**TASK PROMPT:**
Would you set down every entry again, exactly as written?

**MATERIAL SUPPLIED:**
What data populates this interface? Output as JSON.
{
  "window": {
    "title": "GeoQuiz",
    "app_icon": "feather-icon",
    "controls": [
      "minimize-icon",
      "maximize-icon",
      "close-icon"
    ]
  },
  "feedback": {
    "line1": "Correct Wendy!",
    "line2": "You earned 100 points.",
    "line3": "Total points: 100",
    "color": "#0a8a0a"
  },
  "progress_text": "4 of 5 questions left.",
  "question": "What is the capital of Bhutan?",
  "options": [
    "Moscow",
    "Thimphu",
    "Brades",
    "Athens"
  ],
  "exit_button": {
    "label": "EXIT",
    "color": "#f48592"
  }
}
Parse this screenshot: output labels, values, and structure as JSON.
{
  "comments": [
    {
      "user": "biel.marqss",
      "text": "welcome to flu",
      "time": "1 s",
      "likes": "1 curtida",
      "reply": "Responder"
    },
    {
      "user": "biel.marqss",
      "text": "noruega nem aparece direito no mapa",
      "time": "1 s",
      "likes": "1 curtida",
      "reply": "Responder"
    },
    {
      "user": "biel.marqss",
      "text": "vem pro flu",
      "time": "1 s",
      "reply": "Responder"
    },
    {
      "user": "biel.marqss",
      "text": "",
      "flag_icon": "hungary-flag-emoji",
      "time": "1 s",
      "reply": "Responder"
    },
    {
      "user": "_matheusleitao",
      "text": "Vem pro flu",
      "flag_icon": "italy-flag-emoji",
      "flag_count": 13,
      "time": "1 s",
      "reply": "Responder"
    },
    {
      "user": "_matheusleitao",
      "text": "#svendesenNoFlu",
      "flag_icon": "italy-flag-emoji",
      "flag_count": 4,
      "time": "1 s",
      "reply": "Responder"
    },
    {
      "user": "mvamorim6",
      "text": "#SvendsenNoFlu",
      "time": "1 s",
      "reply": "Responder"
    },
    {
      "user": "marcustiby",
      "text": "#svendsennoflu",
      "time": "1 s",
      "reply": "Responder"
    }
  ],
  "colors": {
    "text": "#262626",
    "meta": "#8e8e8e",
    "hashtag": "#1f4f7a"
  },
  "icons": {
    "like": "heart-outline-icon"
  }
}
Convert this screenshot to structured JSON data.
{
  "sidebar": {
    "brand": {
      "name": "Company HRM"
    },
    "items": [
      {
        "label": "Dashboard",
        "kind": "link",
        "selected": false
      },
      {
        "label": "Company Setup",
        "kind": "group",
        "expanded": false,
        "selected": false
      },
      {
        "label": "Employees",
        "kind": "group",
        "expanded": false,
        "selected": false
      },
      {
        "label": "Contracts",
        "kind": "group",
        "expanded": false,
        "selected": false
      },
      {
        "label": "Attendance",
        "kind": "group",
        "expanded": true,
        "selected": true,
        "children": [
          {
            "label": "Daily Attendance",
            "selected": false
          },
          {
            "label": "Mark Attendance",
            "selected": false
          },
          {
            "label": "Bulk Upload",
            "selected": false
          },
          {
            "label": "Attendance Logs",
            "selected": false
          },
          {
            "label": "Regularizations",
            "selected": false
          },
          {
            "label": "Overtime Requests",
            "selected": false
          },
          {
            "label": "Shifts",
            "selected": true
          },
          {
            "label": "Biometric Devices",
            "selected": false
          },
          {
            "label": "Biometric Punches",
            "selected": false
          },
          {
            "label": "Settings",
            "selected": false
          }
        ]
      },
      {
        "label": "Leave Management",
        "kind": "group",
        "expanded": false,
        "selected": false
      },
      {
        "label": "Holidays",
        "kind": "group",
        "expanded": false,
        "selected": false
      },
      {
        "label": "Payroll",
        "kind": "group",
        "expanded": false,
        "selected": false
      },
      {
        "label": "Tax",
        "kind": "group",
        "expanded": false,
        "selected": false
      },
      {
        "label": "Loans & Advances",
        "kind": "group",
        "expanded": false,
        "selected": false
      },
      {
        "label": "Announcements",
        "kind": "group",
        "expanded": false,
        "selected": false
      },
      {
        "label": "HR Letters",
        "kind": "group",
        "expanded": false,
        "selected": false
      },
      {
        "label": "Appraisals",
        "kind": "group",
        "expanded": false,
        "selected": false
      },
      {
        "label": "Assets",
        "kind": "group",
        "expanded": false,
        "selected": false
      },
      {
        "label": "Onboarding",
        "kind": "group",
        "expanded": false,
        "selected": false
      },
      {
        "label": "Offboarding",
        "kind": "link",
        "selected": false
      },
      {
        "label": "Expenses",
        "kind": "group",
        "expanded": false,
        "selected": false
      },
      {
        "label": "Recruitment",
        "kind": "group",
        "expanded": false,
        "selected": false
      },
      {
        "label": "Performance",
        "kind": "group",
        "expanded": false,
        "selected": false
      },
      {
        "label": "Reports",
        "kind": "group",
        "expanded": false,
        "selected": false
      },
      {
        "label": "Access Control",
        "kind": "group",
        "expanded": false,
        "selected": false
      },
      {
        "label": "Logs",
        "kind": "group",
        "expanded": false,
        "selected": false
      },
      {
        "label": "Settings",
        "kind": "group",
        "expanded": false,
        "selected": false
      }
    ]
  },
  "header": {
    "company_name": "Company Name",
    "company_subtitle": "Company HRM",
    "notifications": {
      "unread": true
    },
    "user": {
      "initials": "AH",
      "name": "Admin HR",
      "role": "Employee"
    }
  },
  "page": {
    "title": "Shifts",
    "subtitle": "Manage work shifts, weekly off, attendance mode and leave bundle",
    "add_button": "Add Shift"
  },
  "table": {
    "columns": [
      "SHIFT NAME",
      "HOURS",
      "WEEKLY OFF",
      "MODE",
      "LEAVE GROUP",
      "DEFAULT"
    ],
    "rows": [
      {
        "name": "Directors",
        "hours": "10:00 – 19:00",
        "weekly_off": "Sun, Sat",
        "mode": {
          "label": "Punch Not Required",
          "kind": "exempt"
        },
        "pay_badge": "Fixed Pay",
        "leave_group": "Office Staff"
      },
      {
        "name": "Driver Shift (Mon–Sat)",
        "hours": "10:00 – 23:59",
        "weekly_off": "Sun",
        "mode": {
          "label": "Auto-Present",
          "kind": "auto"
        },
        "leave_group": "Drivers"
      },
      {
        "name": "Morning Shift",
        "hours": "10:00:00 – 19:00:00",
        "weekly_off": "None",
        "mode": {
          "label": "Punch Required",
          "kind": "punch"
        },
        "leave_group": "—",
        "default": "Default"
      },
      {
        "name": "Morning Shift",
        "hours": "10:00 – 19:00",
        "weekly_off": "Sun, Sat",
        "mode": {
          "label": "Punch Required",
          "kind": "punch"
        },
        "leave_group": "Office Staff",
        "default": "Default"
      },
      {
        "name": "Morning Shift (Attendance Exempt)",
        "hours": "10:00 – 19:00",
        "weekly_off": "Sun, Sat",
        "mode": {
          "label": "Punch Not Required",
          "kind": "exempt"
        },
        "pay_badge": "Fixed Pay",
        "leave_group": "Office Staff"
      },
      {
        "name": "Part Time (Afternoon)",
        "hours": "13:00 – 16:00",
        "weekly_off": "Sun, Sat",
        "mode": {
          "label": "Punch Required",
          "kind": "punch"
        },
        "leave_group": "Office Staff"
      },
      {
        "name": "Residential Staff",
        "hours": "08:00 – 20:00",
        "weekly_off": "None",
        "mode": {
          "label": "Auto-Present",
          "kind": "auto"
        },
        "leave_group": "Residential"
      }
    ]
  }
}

**ANSWER SPACE:**
What data populates this interface? Output as JSON.
{
  "window": {
    "title": "GeoQuiz",
    "app_icon": "feather-icon",
    "controls": [
      "minimize-icon",
      "maximize-icon",
      "close-icon"
    ]
  },
  "feedback": {
    "line1": "Correct Wendy!",
    "line2": "You earned 100 points.",
    "line3": "Total points: 100",
    "color": "#0a8a0a"
  },
  "progress_text": "4 of 5 questions left.",
  "question": "What is the capital of Bhutan?",
  "options": [
    "Moscow",
    "Thimphu",
    "Brades",
    "Athens"
  ],
  "exit_button": {
    "label": "EXIT",
    "color": "#f48592"
  }
}
Parse this screenshot: output labels, values, and structure as JSON.
{
  "comments": [
    {
      "user": "biel.marqss",
      "text": "welcome to flu",
      "time": "1 s",
      "likes": "1 curtida",
      "reply": "Responder"
    },
    {
      "user": "biel.marqss",
      "text": "noruega nem aparece direito no mapa",
      "time": "1 s",
      "likes": "1 curtida",
      "reply": "Responder"
    },
    {
      "user": "biel.marqss",
      "text": "vem pro flu",
      "time": "1 s",
      "reply": "Responder"
    },
    {
      "user": "biel.marqss",
      "text": "",
      "flag_icon": "hungary-flag-emoji",
      "time": "1 s",
      "reply": "Responder"
    },
    {
      "user": "_matheusleitao",
      "text": "Vem pro flu",
      "flag_icon": "italy-flag-emoji",
      "flag_count": 13,
      "time": "1 s",
      "reply": "Responder"
    },
    {
      "user": "_matheusleitao",
      "text": "#svendesenNoFlu",
      "flag_icon": "italy-flag-emoji",
      "flag_count": 4,
      "time": "1 s",
      "reply": "Responder"
    },
    {
      "user": "mvamorim6",
      "text": "#SvendsenNoFlu",
      "time": "1 s",
      "reply": "Responder"
    },
    {
      "user": "marcustiby",
      "text": "#svendsennoflu",
      "time": "1 s",
      "reply": "Responder"
    }
  ],
  "colors": {
    "text": "#262626",
    "meta": "#8e8e8e",
    "hashtag": "#1f4f7a"
  },
  "icons": {
    "like": "heart-outline-icon"
  }
}
Convert this screenshot to structured JSON data.
{
  "sidebar": {
    "brand": {
      "name": "Company HRM"
    },
    "items": [
      {
        "label": "Dashboard",
        "kind": "link",
        "selected": false
      },
      {
        "label": "Company Setup",
        "kind": "group",
        "expanded": false,
        "selected": false
      },
      {
        "label": "Employees",
        "kind": "group",
        "expanded": false,
        "selected": false
      },
      {
        "label": "Contracts",
        "kind": "group",
        "expanded": false,
        "selected": false
      },
      {
        "label": "Attendance",
        "kind": "group",
        "expanded": true,
        "selected": true,
        "children": [
          {
            "label": "Daily Attendance",
            "selected": false
          },
          {
            "label": "Mark Attendance",
            "selected": false
          },
          {
            "label": "Bulk Upload",
            "selected": false
          },
          {
            "label": "Attendance Logs",
            "selected": false
          },
          {
            "label": "Regularizations",
            "selected": false
          },
          {
            "label": "Overtime Requests",
            "selected": false
          },
          {
            "label": "Shifts",
            "selected": true
          },
          {
            "label": "Biometric Devices",
            "selected": false
          },
          {
            "label": "Biometric Punches",
            "selected": false
          },
          {
            "label": "Settings",
            "selected": false
          }
        ]
      },
      {
        "label": "Leave Management",
        "kind": "group",
        "expanded": false,
        "selected": false
      },
      {
        "label": "Holidays",
        "kind": "group",
        "expanded": false,
        "selected": false
      },
      {
        "label": "Payroll",
        "kind": "group",
        "expanded": false,
        "selected": false
      },
      {
        "label": "Tax",
        "kind": "group",
        "expanded": false,
        "selected": false
      },
      {
        "label": "Loans & Advances",
        "kind": "group",
        "expanded": false,
        "selected": false
      },
      {
        "label": "Announcements",
        "kind": "group",
        "expanded": false,
        "selected": false
      },
      {
        "label": "HR Letters",
        "kind": "group",
        "expanded": false,
        "selected": false
      },
      {
        "label": "Appraisals",
        "kind": "group",
        "expanded": false,
        "selected": false
      },
      {
        "label": "Assets",
        "kind": "group",
        "expanded": false,
        "selected": false
      },
      {
        "label": "Onboarding",
        "kind": "group",
        "expanded": false,
        "selected": false
      },
      {
        "label": "Offboarding",
        "kind": "link",
        "selected": false
      },
      {
        "label": "Expenses",
        "kind": "group",
        "expanded": false,
        "selected": false
      },
      {
        "label": "Recruitment",
        "kind": "group",
        "expanded": false,
        "selected": false
      },
      {
        "label": "Performance",
        "kind": "group",
        "expanded": false,
        "selected": false
      },
      {
        "label": "Reports",
        "kind": "group",
        "expanded": false,
        "selected": false
      },
      {
        "label": "Access Control",
        "kind": "group",
        "expanded": false,
        "selected": false
      },
      {
        "label": "Logs",
        "kind": "group",
        "expanded": false,
        "selected": false
      },
      {
        "label": "Settings",
        "kind": "group",
        "expanded": false,
        "selected": false
      }
    ]
  },
  "header": {
    "company_name": "Company Name",
    "company_subtitle": "Company HRM",
    "notifications": {
      "unread": true
    },
    "user": {
      "initials": "AH",
      "name": "Admin HR",
      "role": "Employee"
    }
  },
  "page": {
    "title": "Shifts",
    "subtitle": "Manage work shifts, weekly off, attendance mode and leave bundle",
    "add_button": "Add Shift"
  },
  "table": {
    "columns": [
      "SHIFT NAME",
      "HOURS",
      "WEEKLY OFF",
      "MODE",
      "LEAVE GROUP",
      "DEFAULT"
    ],
    "rows": [
      {
        "name": "Directors",
        "hours": "10:00 – 19:00",
        "weekly_off": "Sun, Sat",
        "mode": {
          "label": "Punch Not Required",
          "kind": "exempt"
        },
        "pay_badge": "Fixed Pay",
        "leave_group": "Office Staff"
      },
      {
        "name": "Driver Shift (Mon–Sat)",
        "hours": "10:00 – 23:59",
        "weekly_off": "Sun",
        "mode": {
          "label": "Auto-Present",
          "kind": "auto"
        },
        "leave_group": "Drivers"
      },
      {
        "name": "Morning Shift",
        "hours": "10:00:00 – 19:00:00",
        "weekly_off": "None",
        "mode": {
          "label": "Punch Required",
          "kind": "punch"
        },
        "leave_group": "—",
        "default": "Default"
      },
      {
        "name": "Morning Shift",
        "hours": "10:00 – 19:00",
        "weekly_off": "Sun, Sat",
        "mode": {
          "label": "Punch Required",
          "kind": "punch"
        },
        "leave_group": "Office Staff",
        "default": "Default"
      },
      {
        "name": "Morning Shift (Attendance Exempt)",
        "hours": "10:00 – 19:00",
        "weekly_off": "Sun, Sat",
        "mode": {
          "label": "Punch Not Required",
          "kind": "exempt"
        },
        "pay_badge": "Fixed Pay",
        "leave_group": "Office Staff"
      },
      {
        "name": "Part Time (Afternoon)",
        "hours": "13:00 – 16:00",
        "weekly_off": "Sun, Sat",
        "mode": {
          "label": "Punch Required",
          "kind": "punch"
        },
        "leave_group": "Office Staff"
      },
      {
        "name": "Residential Staff",
        "hours": "08:00 – 20:00",
        "weekly_off": "None",
        "mode": {
          "label": "Auto-Present",
          "kind": "auto"
        },
        "leave_group": "Residential"
      }
    ]
  }
}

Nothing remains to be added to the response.